Items from an interface collection:
[Start of Attachment]
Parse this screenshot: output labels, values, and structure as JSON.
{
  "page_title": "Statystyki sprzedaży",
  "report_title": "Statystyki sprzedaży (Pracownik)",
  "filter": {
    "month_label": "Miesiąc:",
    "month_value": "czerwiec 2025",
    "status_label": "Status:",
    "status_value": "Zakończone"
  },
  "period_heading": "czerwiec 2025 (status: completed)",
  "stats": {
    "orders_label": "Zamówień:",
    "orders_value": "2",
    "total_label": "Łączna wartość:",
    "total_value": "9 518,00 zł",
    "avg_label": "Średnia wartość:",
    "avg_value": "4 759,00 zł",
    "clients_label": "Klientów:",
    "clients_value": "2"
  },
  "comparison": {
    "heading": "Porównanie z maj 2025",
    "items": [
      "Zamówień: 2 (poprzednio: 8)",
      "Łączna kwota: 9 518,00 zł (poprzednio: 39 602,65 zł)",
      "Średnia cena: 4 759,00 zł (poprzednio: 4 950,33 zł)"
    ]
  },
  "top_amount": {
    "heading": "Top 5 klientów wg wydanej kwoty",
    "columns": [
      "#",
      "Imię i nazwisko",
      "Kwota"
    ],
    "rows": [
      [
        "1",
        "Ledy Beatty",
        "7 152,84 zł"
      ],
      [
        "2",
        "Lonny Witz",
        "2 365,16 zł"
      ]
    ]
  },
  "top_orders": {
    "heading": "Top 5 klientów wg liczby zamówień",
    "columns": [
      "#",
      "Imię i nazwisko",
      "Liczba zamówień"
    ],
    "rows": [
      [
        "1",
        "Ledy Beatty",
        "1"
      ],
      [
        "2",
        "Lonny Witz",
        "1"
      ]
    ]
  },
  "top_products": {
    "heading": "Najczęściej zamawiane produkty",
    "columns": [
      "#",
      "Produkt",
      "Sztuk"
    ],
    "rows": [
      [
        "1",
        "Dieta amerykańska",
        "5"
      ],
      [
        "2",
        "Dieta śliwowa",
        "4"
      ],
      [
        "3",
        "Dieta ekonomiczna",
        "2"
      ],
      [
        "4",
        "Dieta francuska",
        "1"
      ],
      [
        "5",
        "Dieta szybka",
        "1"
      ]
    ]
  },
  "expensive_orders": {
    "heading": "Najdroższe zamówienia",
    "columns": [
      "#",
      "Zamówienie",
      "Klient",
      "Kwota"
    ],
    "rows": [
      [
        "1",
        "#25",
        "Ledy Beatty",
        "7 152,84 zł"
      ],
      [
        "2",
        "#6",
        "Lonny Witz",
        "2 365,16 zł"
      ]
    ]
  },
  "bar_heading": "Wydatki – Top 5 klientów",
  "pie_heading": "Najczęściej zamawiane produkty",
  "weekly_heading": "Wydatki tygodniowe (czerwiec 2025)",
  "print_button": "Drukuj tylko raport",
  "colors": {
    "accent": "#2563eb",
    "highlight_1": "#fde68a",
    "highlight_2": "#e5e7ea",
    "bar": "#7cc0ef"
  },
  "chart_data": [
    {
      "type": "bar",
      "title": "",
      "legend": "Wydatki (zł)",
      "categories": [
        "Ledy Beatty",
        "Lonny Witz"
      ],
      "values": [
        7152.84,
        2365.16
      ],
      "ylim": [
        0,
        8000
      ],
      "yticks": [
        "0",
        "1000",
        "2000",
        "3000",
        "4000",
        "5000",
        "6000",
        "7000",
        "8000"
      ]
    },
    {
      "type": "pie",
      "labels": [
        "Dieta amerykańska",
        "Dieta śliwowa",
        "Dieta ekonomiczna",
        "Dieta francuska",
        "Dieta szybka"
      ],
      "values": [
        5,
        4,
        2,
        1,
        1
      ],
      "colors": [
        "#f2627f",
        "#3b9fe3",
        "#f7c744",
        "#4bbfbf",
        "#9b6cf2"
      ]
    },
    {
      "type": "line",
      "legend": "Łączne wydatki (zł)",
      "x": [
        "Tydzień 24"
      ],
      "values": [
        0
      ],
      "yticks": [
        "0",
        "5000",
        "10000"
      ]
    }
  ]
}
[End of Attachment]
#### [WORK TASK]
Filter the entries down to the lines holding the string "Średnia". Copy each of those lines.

#### [EXERCISE RESULT]
    "avg_label": "Średnia wartość:",
      "Średnia cena: 4 759,00 zł (poprzednio: 4 950,33 zł)"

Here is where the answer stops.